edited by Leïla Sebbar
An Algerian Childhood: A Collection of Autobiographical Narratives
PERHAPS IT'S TIME to consider the possibility of scratch-and-sniff literature. Of all the stimuli, it is said that aroma holds the greatest power to evoke memory, and it is this thread that ties together much of An Algerian Childhood. Time and again, this collection of memoirs spills forth onto the page as if cued by some collective unconscious, attuned to the realm of the olfactory. A mother's Arabic cuisine, a French teacher's cologne, spices in the market in Oran--the sense of smell becomes a language through which 16 exiled writers recall the Algeria of their childhood.
Consider this passage by Hélène Cixous, whose "Bare Feet" is a bitter yet nostalgic story of a young girl's understanding of destiny: "Powerful feelings can be smelled: love, hate, the urgency to murder; first you receive them in the face, they strike, you open a door, you go in, and the bodies in the room emit their olfactory messages."
Alain Vircondelet's "The Sources Return" is another example. The third-person-plural voice, unusual in a memoir, lends it a haunting air of detachment:
They lived their days and nights together for the duration of the war. Eight years of captive life in the tranquil sweetness of the kitchen, in the crystallized smells of fruits and meats. During the hottest hours of the day, the jasmine climbing onto the wrought iron balcony would invade the rooms.
Leïla Sebbar, who collected and edited these stories, is a teacher of Algerian descent who has written widely on themes of war and exile. An Algerian Childhood marks her latest effort to recapture the mystique of her troubled homeland. Explaining this context is the foreword by Anne Donadey, which includes a helpful sketch of Algerian history dating back to the second century B.C. After centuries of domination by the Turks and then the French, Algeria finally gained independence in 1962. Yet, under Islamic rule, brutality and repression--especially for women--have largely continued, along with a painful dirty war that followed a canceled election in the early Nineties. As a result of Algeria's political tumult, virtually all of the writers featured here now live in France.

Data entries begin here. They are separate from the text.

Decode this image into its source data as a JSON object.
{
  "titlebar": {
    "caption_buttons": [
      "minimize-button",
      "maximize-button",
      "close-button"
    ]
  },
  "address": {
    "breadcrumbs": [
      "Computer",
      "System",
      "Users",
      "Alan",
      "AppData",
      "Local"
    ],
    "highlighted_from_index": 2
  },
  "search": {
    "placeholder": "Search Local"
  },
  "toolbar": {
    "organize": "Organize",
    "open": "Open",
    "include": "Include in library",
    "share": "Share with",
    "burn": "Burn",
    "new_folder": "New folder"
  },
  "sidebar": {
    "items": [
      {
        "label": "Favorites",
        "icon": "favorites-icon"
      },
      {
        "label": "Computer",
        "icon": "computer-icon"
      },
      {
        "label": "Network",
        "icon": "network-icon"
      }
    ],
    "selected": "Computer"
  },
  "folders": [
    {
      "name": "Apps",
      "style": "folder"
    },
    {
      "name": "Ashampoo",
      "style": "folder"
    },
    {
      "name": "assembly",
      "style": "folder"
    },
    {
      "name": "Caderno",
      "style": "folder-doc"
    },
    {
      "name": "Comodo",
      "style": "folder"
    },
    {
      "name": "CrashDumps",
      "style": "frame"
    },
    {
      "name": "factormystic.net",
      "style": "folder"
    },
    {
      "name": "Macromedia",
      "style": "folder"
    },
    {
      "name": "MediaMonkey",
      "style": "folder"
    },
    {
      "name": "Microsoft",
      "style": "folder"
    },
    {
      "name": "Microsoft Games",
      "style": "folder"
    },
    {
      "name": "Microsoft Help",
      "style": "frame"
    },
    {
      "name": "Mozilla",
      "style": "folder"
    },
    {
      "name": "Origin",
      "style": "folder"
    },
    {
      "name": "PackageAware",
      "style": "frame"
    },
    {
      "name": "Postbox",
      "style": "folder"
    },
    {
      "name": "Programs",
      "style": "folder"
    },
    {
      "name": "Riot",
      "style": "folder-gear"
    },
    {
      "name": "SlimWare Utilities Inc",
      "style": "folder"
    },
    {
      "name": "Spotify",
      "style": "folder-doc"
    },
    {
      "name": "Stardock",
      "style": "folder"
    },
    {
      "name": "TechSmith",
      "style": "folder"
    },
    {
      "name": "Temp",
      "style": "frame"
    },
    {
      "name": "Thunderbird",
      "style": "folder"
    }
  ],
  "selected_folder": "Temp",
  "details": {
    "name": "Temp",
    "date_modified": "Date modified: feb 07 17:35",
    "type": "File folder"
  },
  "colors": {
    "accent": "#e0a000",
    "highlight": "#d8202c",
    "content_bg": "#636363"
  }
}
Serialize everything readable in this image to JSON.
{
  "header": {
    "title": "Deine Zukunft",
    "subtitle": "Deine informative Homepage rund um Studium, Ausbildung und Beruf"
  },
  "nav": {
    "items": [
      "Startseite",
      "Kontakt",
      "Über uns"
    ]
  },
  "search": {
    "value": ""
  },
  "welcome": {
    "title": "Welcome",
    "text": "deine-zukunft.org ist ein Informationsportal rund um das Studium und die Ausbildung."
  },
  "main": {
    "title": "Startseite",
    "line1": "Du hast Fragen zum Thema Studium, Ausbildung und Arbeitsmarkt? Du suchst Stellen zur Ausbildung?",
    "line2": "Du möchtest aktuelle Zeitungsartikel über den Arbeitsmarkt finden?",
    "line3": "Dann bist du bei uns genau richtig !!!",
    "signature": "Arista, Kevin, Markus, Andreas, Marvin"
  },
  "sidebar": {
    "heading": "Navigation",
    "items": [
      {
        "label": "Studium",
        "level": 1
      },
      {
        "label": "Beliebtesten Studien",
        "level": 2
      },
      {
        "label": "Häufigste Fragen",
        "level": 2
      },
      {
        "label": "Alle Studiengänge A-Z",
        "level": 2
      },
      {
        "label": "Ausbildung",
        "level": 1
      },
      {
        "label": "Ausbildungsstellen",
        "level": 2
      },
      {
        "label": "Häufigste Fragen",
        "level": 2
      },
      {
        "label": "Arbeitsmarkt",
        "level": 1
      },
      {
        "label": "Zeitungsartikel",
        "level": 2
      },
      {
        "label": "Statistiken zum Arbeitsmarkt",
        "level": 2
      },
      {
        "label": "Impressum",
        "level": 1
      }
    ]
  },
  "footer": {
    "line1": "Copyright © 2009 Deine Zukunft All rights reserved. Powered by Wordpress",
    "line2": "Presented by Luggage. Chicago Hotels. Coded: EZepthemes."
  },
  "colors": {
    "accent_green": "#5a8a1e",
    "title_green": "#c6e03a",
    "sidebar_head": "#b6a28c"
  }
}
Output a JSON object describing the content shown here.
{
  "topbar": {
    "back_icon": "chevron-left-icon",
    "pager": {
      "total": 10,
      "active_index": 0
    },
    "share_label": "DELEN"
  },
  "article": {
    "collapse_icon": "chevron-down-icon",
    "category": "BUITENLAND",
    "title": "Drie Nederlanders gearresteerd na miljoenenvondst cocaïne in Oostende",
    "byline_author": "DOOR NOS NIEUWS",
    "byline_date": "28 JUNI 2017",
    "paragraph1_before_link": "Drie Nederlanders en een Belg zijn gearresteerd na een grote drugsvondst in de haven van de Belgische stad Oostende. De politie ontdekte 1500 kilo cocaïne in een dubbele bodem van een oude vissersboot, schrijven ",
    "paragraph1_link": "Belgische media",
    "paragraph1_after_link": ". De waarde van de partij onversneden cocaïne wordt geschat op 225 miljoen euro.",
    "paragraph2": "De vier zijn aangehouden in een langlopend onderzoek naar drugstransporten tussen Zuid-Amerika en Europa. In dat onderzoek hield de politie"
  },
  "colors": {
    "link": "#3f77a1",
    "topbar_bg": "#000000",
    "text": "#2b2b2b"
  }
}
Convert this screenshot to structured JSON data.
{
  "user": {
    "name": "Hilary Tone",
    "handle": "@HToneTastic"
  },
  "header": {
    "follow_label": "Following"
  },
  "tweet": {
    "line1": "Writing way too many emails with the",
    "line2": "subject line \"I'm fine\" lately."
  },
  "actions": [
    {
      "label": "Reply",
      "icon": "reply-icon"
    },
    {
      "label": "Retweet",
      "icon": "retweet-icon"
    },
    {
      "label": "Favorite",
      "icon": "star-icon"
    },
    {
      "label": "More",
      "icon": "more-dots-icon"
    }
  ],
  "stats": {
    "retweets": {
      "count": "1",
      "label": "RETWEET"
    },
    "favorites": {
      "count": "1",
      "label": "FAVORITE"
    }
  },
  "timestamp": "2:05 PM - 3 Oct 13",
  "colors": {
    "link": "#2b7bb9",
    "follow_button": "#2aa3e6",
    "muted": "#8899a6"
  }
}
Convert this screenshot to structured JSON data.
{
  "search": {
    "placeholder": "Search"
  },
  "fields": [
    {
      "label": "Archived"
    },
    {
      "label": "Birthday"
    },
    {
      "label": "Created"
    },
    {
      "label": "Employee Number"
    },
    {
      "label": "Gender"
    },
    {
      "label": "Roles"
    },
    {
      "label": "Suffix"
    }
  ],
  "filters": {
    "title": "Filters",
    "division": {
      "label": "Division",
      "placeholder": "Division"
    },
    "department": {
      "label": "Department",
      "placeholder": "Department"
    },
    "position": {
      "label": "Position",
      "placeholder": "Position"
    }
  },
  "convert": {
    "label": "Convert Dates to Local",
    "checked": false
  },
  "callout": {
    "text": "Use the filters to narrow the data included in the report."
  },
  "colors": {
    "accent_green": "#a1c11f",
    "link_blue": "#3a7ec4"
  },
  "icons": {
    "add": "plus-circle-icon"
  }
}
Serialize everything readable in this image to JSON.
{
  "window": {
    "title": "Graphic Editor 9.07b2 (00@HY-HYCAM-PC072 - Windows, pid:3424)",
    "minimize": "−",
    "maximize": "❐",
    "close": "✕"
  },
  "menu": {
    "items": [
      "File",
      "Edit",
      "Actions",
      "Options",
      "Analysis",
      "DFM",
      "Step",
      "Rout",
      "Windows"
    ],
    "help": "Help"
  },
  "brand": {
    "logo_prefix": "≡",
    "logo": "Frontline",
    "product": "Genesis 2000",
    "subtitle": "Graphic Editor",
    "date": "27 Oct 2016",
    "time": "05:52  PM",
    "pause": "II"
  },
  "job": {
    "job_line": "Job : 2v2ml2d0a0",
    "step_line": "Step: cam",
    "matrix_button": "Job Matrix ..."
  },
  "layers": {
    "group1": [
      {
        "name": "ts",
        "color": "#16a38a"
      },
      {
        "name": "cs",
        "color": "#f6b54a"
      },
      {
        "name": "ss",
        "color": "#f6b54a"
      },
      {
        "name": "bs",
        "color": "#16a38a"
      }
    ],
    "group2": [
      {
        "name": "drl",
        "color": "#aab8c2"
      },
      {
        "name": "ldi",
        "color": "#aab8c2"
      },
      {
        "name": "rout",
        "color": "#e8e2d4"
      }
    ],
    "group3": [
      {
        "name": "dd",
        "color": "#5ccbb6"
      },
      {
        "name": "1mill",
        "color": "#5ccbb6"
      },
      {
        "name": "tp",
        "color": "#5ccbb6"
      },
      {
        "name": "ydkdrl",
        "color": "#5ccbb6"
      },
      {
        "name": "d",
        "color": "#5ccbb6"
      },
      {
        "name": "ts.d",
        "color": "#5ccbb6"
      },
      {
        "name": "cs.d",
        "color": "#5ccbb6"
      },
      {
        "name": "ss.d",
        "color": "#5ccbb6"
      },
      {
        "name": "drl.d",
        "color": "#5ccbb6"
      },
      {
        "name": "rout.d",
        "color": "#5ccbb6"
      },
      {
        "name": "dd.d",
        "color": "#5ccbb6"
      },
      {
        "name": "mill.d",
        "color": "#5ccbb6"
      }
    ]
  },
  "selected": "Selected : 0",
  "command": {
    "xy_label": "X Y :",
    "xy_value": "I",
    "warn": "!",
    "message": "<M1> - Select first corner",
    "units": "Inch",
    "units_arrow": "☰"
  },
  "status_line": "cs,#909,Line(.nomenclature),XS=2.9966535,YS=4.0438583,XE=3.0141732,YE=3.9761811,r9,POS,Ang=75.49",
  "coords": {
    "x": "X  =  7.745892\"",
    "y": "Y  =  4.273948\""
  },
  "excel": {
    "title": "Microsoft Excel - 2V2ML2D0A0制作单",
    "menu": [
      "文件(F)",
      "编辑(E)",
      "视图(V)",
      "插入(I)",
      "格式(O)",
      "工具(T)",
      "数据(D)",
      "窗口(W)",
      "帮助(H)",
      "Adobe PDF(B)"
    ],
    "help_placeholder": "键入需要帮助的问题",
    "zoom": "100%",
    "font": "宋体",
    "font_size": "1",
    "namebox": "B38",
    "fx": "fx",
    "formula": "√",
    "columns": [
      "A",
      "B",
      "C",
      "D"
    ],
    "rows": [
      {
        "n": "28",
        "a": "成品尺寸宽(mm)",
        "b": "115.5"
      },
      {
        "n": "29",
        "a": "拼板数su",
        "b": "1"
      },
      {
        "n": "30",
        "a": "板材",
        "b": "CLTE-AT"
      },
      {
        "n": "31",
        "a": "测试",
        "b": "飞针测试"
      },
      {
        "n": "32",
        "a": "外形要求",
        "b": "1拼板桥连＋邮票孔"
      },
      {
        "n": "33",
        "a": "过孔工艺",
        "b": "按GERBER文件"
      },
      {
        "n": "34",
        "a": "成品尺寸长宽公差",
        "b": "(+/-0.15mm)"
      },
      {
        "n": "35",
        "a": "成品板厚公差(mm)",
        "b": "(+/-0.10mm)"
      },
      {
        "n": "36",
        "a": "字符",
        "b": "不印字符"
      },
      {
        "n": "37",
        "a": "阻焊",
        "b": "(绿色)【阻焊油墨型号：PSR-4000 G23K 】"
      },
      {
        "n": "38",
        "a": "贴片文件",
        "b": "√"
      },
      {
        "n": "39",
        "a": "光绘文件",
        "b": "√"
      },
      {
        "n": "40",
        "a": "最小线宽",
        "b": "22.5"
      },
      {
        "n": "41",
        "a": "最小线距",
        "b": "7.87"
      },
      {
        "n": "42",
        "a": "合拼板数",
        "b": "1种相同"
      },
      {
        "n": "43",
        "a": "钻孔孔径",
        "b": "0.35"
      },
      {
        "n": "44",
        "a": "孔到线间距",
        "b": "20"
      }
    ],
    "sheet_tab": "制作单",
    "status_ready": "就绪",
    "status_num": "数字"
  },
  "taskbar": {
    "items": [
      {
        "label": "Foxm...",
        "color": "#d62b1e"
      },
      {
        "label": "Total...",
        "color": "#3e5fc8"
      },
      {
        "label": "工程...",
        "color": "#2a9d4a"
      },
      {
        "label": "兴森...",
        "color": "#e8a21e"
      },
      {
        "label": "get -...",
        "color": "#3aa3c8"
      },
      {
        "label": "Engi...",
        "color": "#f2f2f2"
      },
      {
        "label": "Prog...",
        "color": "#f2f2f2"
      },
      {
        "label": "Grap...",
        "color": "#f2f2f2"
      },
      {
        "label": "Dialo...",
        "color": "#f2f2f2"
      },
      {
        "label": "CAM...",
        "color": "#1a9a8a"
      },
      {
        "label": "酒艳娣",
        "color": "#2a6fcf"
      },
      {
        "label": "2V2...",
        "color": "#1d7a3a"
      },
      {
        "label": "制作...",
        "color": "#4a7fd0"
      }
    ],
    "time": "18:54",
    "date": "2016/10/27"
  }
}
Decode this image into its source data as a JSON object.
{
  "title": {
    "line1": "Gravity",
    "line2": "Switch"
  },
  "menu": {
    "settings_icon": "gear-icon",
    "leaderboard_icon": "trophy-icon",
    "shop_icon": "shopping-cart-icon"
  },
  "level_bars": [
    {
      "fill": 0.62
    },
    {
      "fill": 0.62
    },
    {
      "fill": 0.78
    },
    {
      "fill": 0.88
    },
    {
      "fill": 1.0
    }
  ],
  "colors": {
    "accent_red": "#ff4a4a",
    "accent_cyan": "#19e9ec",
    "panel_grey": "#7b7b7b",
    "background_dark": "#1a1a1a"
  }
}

But this volume is less a historical account of war than a treatise on the fragile and dynamic qualities of memory. In "The Memory of Others," Nabile Farès, who is a poet and a psychoanalyst, writes of the fluid and malleable properties of recall. The title implies that he inherited much of what he remembers. "Strange thing!" he writes, "Discovering how a memory is constructed for you."
Though these stories revolve around a war, one that the authors as children only dimly understood, the pages contain a palpable sense of longing for the Algeria of old. Wistful and absorbing, An Algerian Childhood illustrates the ways in which memory can evolve with the passage of time or be summoned intact by a scent in the air.